The First Lady Chatterley

The First Lady Chatterley

The First Lady Chatterley

The First Lady Chatterley

Excerpt

From when I first knew him, Lawrence wanted to write what he called a romantic novel, a picaresque novel. I don't quite know what that is. All his life, he wanted to write "Lady Chatterley's Lover."

Only an Englishman or a New Englander could have written it. It is the last word in Puritanism. Other races have marriage too, but the Mediterraneans seem to have Homer's ancient pattern still of the faithful Penelope at home, but the man wanders off after Circes and Calypsos --to come home again to his Penelope when he has wandered enough; she is always there for him. The French have "I'amour," the Americans their easy and quick divorces and so on, but only the English have this special brand of marriage. It is not the bonds of interests, or comradeship or even children, but the God-given unity of marriage. England's greatness was largely based on her profound conception of marriage, and that is part of Puritanism.

Lawrence was scared when he wrote "Lady Chatterley." She was written in the Tuscan Hills in an umbrella pinewood. Not far from where he sat under a large umbrella pine was the sanctuary of San Eusebio. He had a large slab of stone for his bed in a small cave and a smaller slab of stone for his table and a nice little spring nearby. It was an enchanting place where Lawrence went to write every day, especially in Spring. He had to walk a little way by the olive trees to get to his umbrella pine. Thyme and mint tufts grew along the path and purple anemones and wild gladioli and carpets of violets and myrtle shrubs. White, calm oxen were plowing.

Author Advanced search

Oops!

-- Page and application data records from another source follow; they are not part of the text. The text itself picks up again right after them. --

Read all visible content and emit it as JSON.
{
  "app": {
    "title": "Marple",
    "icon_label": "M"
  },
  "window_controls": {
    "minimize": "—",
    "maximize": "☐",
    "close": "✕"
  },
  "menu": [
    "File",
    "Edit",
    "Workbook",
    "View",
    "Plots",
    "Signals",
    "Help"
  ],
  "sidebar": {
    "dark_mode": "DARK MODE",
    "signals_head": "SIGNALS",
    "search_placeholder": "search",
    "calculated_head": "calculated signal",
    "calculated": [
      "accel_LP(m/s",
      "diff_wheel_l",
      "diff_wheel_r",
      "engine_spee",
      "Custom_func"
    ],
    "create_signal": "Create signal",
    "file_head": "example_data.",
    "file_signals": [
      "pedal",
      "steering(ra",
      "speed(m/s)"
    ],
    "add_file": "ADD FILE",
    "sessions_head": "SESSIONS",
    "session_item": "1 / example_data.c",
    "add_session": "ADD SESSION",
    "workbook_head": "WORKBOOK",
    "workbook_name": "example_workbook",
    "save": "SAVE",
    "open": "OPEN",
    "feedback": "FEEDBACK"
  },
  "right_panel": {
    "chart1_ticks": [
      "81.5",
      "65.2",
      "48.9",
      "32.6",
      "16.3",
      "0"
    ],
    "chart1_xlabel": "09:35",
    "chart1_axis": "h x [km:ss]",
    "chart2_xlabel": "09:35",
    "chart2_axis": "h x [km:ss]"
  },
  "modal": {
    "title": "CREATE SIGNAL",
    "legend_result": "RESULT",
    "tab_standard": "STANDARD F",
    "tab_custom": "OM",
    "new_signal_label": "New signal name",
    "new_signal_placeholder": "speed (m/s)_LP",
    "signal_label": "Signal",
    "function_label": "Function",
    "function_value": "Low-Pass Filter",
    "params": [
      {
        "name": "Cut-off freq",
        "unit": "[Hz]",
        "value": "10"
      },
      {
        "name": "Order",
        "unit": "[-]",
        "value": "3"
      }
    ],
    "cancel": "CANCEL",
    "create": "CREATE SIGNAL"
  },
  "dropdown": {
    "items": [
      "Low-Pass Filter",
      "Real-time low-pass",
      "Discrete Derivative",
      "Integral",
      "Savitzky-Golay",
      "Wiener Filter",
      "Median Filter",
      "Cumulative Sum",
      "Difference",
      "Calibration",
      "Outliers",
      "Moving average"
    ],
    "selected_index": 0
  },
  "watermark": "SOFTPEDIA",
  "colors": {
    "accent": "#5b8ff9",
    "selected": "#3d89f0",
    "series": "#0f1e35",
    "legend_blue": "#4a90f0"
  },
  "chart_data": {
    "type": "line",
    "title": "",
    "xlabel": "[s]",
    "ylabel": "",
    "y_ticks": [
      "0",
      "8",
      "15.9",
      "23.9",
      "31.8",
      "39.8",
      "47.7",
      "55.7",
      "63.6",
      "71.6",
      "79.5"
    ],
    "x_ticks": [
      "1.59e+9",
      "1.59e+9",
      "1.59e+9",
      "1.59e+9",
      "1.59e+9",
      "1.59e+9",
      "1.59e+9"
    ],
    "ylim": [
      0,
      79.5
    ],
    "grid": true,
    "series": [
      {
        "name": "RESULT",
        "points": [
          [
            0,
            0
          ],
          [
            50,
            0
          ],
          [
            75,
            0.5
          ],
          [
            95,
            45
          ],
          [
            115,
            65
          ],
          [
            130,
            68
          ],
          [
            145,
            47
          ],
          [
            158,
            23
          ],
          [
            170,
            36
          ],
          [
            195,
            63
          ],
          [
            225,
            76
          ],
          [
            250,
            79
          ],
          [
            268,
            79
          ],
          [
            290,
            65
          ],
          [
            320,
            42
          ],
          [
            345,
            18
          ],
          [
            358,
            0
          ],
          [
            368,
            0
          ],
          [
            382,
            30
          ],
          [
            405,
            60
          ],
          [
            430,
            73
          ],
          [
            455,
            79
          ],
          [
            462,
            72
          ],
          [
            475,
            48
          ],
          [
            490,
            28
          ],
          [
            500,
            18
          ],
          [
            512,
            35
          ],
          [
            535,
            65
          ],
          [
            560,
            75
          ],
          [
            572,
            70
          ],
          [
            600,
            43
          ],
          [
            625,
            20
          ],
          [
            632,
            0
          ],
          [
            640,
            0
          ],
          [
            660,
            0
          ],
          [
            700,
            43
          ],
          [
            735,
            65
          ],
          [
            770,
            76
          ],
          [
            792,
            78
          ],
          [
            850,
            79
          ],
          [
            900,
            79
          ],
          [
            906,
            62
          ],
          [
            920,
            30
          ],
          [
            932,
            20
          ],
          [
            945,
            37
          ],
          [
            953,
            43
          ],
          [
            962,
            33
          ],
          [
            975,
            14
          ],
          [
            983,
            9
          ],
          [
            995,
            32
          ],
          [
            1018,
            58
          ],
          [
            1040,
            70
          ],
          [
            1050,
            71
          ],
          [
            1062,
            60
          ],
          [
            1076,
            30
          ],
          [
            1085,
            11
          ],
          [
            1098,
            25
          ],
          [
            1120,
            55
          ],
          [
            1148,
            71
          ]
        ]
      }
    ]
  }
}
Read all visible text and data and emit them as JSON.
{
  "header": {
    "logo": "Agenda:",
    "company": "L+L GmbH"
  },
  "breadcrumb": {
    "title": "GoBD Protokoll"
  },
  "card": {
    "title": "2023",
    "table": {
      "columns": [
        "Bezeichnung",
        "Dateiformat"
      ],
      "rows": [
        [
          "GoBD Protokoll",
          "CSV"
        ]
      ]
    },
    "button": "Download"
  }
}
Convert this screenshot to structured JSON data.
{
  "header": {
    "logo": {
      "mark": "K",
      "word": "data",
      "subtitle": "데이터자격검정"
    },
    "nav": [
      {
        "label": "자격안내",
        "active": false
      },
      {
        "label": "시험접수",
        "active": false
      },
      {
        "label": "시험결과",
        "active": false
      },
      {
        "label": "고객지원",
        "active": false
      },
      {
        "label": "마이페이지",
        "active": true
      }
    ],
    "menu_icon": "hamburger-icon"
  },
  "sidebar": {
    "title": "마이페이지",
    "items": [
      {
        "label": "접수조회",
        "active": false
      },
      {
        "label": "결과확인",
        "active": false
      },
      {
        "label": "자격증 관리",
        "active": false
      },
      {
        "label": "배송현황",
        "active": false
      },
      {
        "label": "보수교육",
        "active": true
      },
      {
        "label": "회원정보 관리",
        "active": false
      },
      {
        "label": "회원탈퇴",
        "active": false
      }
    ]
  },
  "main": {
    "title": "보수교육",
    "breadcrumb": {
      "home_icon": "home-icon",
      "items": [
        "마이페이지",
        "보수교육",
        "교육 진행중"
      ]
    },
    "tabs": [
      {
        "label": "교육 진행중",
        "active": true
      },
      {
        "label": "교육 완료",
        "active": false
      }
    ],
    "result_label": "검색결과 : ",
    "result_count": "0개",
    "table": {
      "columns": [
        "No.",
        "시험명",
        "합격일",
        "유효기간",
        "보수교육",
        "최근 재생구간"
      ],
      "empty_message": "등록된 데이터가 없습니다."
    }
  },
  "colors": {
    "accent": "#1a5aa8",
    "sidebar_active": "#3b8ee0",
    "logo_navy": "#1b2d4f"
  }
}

An unknown error has occurred. Please click the button below to reload the page. If the problem persists, please try again in a little while.